Instructions to follow: Show each line from the records below in which the word "this" occurs.

Information supplied:
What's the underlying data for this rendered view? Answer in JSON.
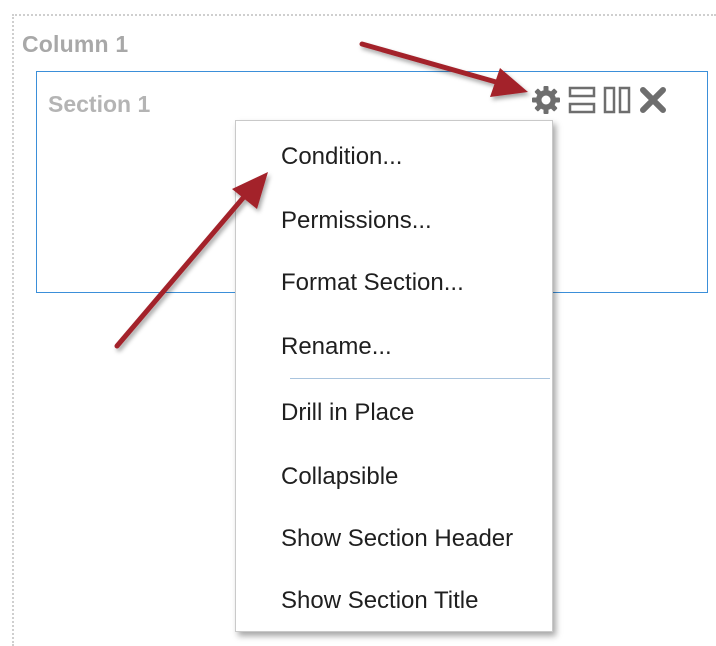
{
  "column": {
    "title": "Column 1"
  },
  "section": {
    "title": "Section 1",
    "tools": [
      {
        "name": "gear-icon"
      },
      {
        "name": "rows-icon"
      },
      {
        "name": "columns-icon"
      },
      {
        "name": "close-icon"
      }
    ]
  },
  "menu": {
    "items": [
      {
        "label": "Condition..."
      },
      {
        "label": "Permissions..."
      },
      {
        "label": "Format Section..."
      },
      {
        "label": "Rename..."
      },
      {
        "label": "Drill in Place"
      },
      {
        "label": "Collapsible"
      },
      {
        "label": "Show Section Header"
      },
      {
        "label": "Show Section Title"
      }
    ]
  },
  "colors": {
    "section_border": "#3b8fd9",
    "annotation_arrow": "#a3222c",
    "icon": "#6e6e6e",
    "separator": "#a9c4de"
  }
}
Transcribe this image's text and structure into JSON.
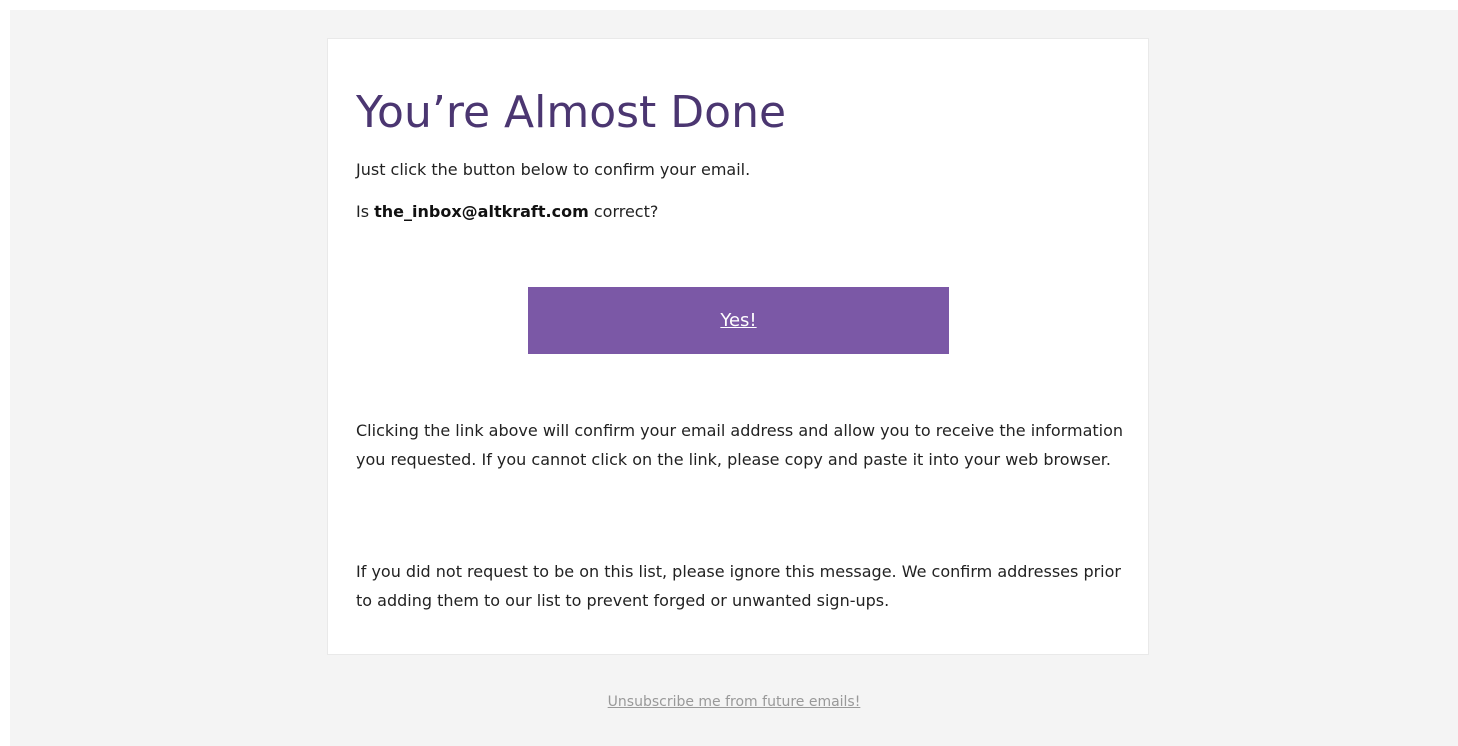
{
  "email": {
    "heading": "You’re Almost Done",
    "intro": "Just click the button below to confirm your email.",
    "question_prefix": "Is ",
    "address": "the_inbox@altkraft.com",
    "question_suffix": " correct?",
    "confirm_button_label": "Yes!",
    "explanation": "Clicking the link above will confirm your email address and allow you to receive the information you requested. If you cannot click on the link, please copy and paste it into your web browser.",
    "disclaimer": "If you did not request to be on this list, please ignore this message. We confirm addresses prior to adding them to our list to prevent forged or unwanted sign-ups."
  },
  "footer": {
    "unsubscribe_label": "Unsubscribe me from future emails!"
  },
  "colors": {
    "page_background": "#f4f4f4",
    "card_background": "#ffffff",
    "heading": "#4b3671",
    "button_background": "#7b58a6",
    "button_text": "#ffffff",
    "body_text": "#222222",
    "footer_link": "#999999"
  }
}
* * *
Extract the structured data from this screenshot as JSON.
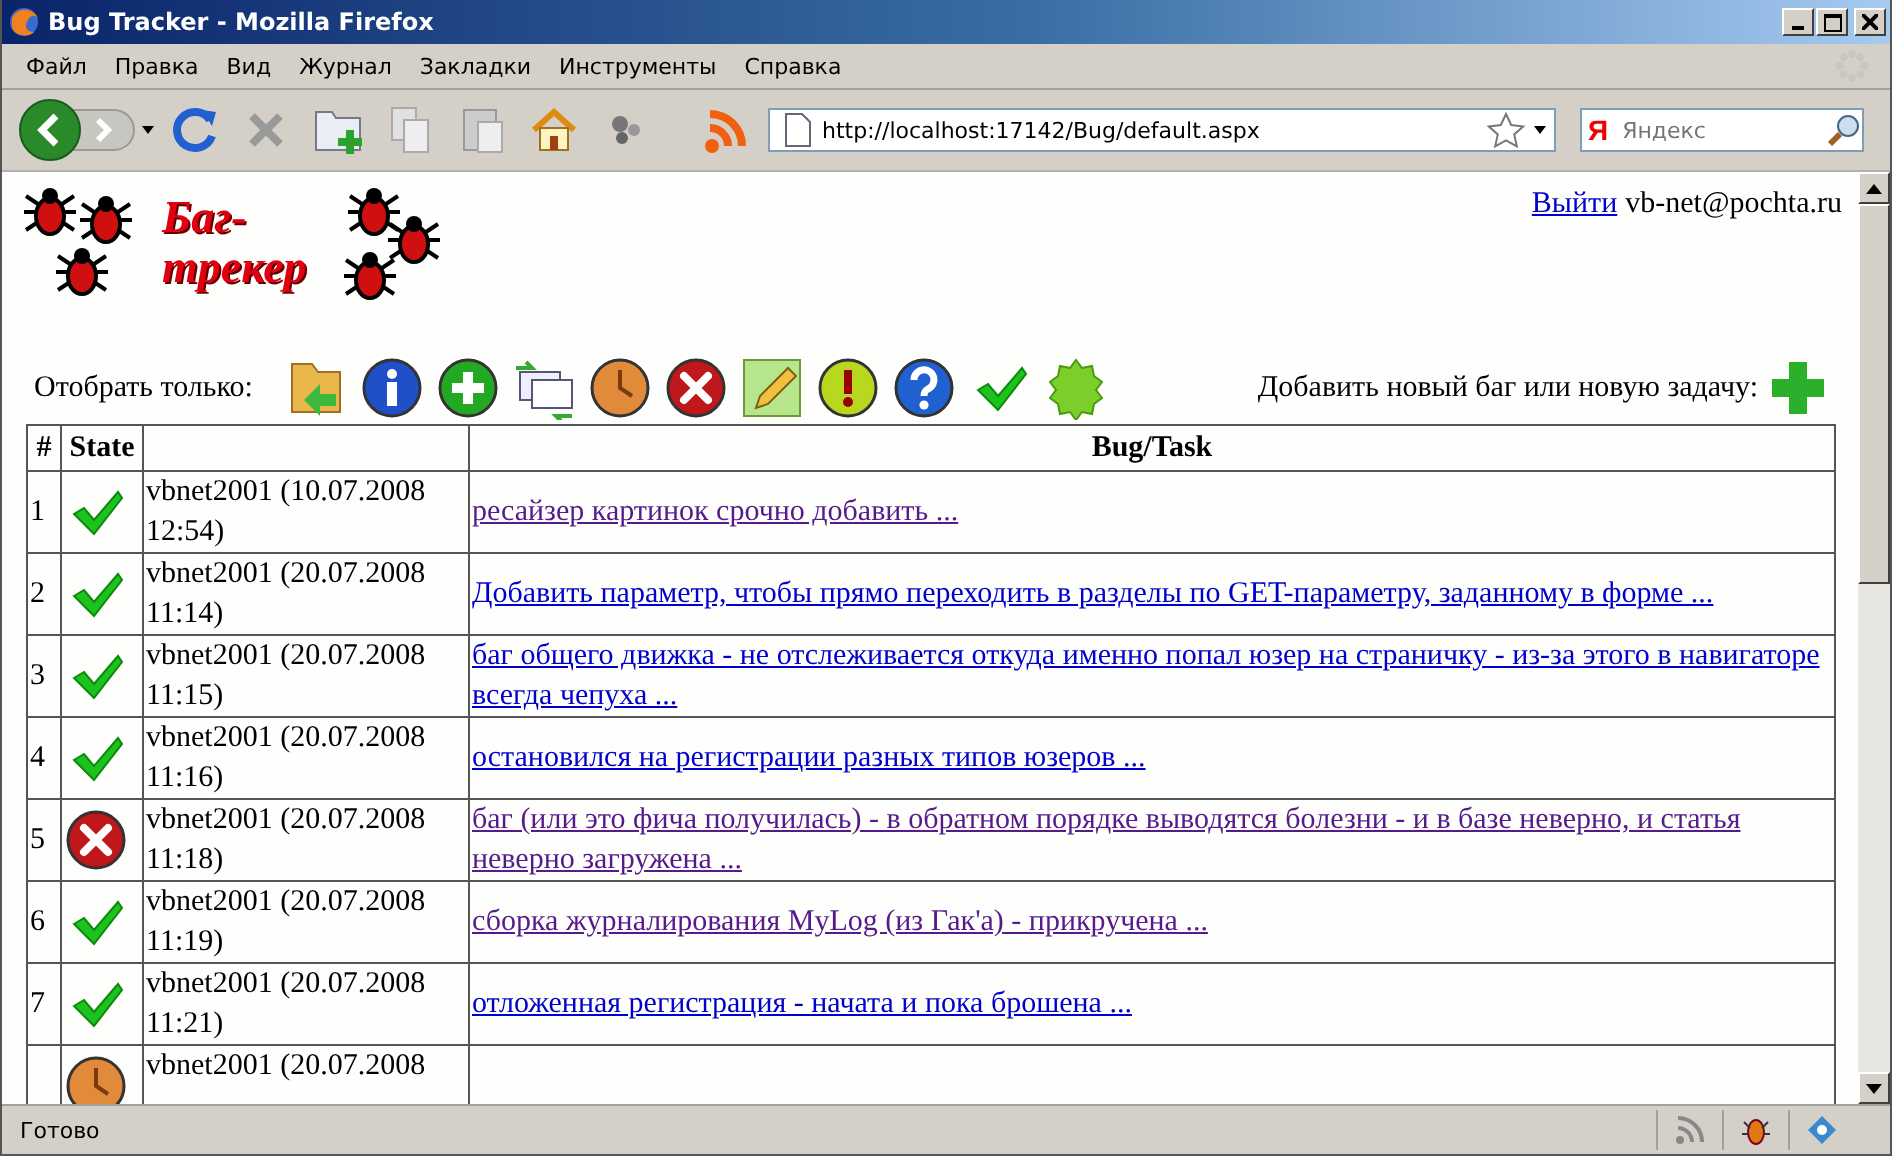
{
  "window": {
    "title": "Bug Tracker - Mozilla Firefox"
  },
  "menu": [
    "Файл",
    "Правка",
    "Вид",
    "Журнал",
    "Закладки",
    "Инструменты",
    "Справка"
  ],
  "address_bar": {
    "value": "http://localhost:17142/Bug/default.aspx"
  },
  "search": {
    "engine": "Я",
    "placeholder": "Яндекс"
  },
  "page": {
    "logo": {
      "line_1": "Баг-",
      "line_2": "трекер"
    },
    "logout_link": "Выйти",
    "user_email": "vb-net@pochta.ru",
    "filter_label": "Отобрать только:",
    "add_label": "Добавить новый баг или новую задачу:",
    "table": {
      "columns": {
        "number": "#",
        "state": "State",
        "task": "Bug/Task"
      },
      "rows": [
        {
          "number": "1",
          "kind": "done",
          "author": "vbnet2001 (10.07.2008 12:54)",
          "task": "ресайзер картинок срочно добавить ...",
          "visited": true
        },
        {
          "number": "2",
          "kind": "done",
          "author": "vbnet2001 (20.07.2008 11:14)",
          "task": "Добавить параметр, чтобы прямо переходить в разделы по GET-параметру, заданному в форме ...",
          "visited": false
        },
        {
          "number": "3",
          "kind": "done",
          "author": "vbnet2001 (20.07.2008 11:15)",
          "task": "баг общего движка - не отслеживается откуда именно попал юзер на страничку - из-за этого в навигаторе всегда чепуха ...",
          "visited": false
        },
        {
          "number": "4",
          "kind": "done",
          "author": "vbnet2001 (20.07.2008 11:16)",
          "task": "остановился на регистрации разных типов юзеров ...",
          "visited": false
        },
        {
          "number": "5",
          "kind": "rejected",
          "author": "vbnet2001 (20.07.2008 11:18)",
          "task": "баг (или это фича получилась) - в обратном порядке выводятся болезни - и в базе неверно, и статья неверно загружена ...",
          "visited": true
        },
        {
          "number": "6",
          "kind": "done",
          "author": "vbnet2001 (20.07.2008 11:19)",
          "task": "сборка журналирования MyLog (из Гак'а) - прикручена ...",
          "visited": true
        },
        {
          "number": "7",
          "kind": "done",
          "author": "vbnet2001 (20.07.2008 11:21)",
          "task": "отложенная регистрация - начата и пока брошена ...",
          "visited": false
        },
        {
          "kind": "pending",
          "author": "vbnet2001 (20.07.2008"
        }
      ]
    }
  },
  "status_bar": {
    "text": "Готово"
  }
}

Response:
What's the underlying data for this rendered view? Answer in JSON.
Transcribe this image's text and structure into JSON.
    "disclaimer": "If you did not request to be on this list, please ignore this message. We confirm addresses prior to adding them to our list to prevent forged or unwanted sign-ups."
Extract the structured data from this screenshot as JSON.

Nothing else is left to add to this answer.